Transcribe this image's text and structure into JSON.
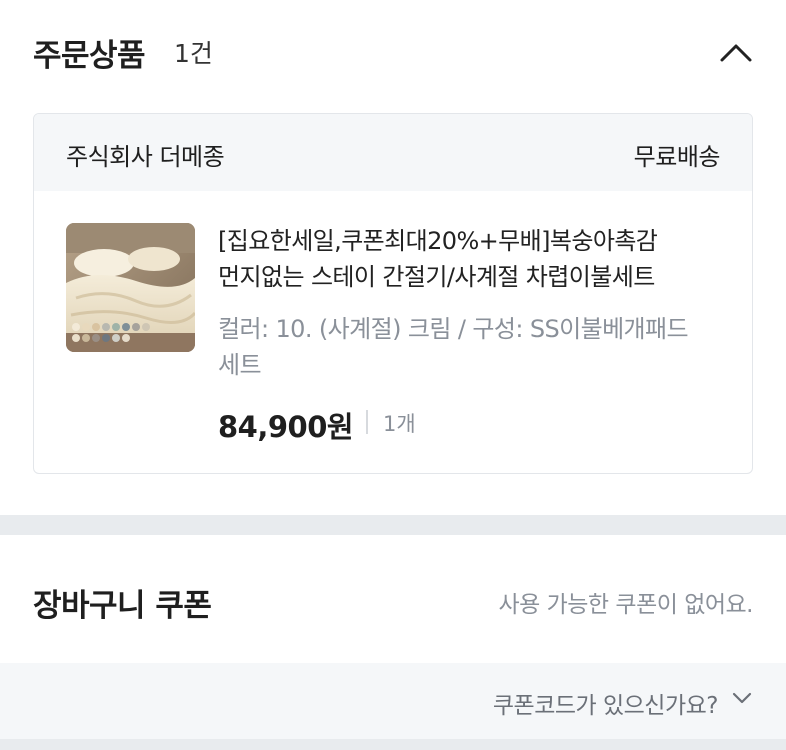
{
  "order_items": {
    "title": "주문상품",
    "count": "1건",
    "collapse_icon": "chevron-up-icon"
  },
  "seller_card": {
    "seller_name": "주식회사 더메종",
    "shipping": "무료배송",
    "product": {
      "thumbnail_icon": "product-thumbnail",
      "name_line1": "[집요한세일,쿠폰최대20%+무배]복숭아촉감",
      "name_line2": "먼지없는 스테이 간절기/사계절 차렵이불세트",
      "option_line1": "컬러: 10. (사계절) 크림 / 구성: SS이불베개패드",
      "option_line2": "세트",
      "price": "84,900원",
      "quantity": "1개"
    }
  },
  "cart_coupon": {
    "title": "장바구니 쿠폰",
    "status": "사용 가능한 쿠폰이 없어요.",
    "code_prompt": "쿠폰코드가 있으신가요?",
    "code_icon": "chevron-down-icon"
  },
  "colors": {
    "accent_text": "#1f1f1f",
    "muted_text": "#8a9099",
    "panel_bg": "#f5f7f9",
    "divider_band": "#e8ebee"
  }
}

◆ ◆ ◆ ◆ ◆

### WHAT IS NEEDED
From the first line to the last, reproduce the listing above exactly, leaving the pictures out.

### SOLUTION TO THE EXERCISE
Transcribe this image's text and structure into JSON.
{
  "order_items": {
    "title": "주문상품",
    "count": "1건",
    "collapse_icon": "chevron-up-icon"
  },
  "seller_card": {
    "seller_name": "주식회사 더메종",
    "shipping": "무료배송",
    "product": {
      "thumbnail_icon": "product-thumbnail",
      "name_line1": "[집요한세일,쿠폰최대20%+무배]복숭아촉감",
      "name_line2": "먼지없는 스테이 간절기/사계절 차렵이불세트",
      "option_line1": "컬러: 10. (사계절) 크림 / 구성: SS이불베개패드",
      "option_line2": "세트",
      "price": "84,900원",
      "quantity": "1개"
    }
  },
  "cart_coupon": {
    "title": "장바구니 쿠폰",
    "status": "사용 가능한 쿠폰이 없어요.",
    "code_prompt": "쿠폰코드가 있으신가요?",
    "code_icon": "chevron-down-icon"
  },
  "colors": {
    "accent_text": "#1f1f1f",
    "muted_text": "#8a9099",
    "panel_bg": "#f5f7f9",
    "divider_band": "#e8ebee"
  }
}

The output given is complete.